- WORK ORDER -
Check every line of the data below for the word "screenshot" and say how many have it, without further comment.

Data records
[Start of section]
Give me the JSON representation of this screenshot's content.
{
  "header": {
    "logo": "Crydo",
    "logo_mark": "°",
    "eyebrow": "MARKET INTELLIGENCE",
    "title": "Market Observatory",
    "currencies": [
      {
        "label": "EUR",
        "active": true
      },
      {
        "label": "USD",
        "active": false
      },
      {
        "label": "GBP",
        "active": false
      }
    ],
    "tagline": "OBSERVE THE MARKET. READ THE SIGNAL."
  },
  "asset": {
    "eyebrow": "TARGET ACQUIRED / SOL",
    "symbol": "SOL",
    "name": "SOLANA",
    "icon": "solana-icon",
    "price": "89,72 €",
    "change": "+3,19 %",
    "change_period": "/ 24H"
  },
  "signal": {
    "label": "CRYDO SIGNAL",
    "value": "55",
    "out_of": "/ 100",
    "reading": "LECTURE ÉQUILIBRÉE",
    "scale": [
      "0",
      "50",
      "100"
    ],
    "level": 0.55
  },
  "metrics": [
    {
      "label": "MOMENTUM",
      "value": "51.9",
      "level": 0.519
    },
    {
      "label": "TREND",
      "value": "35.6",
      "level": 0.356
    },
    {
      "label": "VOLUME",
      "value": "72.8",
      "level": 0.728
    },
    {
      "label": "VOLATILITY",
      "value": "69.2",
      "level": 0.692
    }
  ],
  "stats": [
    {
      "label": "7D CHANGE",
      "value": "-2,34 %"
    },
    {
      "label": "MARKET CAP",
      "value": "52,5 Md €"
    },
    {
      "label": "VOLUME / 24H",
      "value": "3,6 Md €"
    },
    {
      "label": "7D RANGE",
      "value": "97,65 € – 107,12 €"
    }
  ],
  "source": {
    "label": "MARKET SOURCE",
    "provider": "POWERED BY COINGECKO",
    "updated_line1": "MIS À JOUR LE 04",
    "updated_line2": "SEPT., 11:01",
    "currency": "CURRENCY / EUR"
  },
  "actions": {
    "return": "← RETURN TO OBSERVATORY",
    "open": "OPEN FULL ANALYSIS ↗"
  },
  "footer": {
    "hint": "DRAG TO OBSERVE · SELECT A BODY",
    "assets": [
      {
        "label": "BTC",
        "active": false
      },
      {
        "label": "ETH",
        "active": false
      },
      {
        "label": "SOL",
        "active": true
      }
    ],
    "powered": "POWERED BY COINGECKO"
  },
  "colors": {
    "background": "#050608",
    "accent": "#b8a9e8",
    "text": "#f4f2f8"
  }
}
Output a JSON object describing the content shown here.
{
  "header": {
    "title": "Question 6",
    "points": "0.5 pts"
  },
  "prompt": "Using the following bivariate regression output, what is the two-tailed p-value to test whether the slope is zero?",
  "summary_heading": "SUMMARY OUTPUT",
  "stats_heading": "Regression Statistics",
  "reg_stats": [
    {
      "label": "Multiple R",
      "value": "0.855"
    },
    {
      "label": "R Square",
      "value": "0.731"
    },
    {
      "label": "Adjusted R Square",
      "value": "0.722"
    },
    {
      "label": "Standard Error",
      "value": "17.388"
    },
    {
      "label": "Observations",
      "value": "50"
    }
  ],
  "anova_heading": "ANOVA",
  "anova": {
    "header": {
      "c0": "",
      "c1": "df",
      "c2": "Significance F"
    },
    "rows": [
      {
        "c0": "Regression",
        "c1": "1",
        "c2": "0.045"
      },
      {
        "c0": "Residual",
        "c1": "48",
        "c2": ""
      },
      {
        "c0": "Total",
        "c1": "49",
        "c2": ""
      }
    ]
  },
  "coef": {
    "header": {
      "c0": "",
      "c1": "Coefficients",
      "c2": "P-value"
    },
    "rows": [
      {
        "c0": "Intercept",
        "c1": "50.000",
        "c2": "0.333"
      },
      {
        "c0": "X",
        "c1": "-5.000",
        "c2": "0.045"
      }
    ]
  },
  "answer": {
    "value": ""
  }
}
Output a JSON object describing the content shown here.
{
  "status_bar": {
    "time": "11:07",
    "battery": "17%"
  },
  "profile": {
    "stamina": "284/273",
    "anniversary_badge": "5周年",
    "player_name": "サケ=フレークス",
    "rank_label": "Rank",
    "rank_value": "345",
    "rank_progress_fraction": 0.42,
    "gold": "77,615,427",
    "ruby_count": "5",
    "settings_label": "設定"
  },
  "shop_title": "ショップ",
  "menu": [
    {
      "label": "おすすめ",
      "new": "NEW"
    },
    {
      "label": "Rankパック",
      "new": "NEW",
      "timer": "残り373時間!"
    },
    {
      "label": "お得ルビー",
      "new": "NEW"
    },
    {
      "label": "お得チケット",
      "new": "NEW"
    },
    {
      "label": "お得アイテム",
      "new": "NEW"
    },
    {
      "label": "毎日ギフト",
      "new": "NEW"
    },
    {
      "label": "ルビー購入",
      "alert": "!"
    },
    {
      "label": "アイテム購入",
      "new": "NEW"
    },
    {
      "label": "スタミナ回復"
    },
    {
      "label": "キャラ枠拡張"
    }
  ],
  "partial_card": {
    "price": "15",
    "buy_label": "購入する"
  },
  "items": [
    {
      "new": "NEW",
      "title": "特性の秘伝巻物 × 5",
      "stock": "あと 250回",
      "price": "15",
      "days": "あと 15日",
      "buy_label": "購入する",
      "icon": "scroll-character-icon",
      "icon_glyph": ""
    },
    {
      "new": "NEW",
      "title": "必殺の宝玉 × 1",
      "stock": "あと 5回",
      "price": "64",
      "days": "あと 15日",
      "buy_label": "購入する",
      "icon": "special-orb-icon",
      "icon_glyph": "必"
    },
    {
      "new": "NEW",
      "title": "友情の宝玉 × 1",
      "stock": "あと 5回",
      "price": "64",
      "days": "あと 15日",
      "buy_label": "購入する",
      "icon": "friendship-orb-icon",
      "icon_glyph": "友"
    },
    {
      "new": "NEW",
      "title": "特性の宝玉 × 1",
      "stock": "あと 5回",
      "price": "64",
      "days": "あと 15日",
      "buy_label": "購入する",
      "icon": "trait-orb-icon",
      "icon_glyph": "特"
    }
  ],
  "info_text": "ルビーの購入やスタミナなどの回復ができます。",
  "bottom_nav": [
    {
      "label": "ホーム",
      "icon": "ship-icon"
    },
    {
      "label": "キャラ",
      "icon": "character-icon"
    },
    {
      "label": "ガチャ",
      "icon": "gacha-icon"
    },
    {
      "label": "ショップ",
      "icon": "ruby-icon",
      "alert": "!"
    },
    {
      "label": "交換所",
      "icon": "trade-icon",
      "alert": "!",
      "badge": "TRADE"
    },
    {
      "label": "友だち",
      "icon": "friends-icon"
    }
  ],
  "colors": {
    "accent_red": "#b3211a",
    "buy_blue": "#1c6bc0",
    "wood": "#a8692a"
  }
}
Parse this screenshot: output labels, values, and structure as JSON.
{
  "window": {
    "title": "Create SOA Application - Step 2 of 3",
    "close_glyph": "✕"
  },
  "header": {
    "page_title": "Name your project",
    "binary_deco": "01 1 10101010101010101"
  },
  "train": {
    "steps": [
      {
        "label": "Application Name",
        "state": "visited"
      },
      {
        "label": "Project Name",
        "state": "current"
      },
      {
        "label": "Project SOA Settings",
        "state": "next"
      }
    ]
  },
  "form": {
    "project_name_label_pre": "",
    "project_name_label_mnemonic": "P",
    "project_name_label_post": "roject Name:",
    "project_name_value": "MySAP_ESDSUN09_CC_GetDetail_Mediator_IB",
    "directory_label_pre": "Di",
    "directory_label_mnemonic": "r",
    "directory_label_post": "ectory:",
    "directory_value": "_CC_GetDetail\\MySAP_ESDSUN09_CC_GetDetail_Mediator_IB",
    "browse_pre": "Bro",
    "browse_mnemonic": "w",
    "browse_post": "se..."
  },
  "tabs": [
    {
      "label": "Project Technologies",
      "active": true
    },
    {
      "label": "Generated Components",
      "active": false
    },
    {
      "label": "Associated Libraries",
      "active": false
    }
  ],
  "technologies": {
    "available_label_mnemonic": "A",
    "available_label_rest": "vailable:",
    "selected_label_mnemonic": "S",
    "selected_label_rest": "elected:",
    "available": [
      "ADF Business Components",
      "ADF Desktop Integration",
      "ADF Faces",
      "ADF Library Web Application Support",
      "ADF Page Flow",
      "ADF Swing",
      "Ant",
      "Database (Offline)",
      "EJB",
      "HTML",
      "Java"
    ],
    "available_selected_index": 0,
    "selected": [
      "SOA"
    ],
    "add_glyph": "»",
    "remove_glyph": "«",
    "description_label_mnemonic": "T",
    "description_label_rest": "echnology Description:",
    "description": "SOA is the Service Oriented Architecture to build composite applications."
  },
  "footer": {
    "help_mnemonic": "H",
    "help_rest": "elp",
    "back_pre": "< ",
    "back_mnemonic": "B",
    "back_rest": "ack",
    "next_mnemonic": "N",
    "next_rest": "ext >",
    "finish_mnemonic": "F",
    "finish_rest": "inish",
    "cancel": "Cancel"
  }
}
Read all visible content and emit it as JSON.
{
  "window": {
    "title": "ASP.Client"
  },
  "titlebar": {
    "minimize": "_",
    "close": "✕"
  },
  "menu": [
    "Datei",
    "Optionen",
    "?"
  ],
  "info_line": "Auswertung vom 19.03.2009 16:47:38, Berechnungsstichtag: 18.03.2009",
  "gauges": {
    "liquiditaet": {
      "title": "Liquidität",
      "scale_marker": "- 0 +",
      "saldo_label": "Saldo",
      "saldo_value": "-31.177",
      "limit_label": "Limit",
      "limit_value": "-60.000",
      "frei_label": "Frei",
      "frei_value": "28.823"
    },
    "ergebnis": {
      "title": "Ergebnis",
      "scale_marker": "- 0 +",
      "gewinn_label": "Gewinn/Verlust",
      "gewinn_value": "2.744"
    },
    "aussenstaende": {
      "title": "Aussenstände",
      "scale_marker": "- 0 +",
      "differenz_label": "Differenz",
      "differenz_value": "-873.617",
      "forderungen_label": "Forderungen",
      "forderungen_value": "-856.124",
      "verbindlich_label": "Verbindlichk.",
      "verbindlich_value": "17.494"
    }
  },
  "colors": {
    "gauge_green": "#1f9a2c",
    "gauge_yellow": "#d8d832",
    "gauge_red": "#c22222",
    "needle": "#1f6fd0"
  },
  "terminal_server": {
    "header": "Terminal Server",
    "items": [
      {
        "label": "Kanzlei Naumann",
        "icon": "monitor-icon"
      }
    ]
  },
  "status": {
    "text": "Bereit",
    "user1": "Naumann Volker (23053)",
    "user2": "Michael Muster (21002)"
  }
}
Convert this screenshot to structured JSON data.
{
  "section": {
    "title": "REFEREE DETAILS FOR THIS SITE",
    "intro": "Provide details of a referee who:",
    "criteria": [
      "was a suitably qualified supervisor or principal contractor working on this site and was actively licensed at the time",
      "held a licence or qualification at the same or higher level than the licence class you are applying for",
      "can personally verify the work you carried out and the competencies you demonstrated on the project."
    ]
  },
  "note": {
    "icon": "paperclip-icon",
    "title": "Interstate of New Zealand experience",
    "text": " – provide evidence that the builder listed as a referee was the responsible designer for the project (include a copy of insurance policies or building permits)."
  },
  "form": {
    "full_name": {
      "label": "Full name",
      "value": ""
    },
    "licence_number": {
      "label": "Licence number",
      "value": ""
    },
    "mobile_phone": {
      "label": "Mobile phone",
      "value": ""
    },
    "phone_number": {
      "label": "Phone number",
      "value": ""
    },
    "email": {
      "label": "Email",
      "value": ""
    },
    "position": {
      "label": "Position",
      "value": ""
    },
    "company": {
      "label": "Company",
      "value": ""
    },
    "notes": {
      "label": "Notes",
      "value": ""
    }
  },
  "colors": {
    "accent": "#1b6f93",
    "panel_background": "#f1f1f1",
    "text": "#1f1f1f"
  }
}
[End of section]
- RESPONSE BELOW -
3